Mechanisms of cell-cell signaling in normal development and neurodegenerative disease

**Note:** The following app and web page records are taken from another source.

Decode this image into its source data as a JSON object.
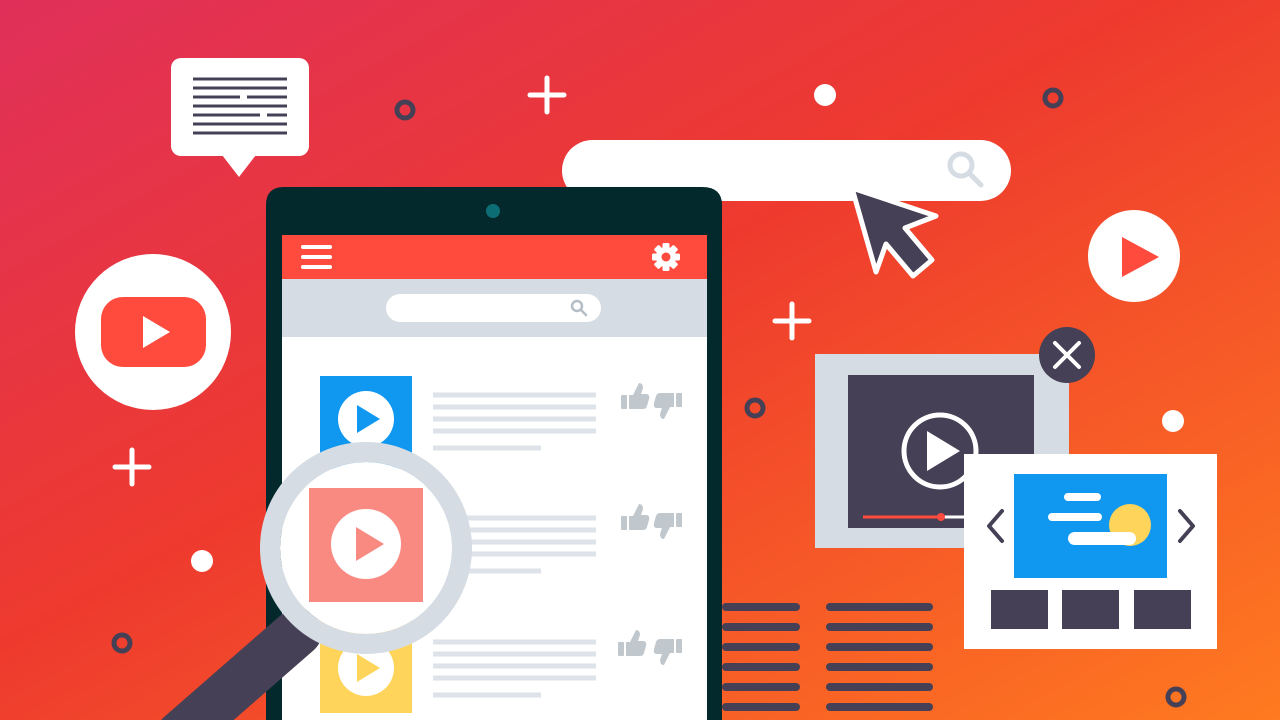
{
  "colors": {
    "bg_start": "#e0305a",
    "bg_mid": "#ee3a2e",
    "bg_end": "#ff7a20",
    "tablet_frame": "#04292c",
    "phone_header": "#ff4a3e",
    "search_strip": "#d5dce3",
    "thumb_blue": "#1097f0",
    "thumb_red": "#f98a82",
    "thumb_yellow": "#ffd45a",
    "text_lines": "#dde3e8",
    "thumb_icons": "#c0c7cd",
    "dark": "#454055",
    "white": "#ffffff"
  },
  "icons": [
    "speech-bubble-icon",
    "youtube-logo-icon",
    "hamburger-menu-icon",
    "gear-icon",
    "search-icon",
    "mouse-cursor-icon",
    "play-button-icon",
    "close-icon",
    "chevron-left-icon",
    "chevron-right-icon",
    "sun-icon",
    "magnifying-glass-icon",
    "thumbs-up-icon",
    "thumbs-down-icon"
  ],
  "video_list": [
    {
      "thumbnail": "blue"
    },
    {
      "thumbnail": "red"
    },
    {
      "thumbnail": "yellow"
    }
  ]
}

Research in my lab is focused on how cells receive extra-cellular signals, organize them within the cellular space and transduce them into a downstream response. Specifically, we are interested in the biology of the primary cilium, a microtubule-based organelle that plays important chemo- and mechano-sensory roles in cells. Mutations in genes that affect the structure and function of the primary cilium cause a broad spectrum of human disease conditions, collectively termed “ciliopathies”. These include developmental defects such as cystic kidneys and livers, polydactyly and cancer. Moreover, these mutations typically result in neurodegenerative and neurocognitive defects that include mental retardation, dyslexia, obesity, microcephaly and retinal degeneration. Our work is focused on understanding how this organelle functions during normal development, and how it is affected in the disease states listed above.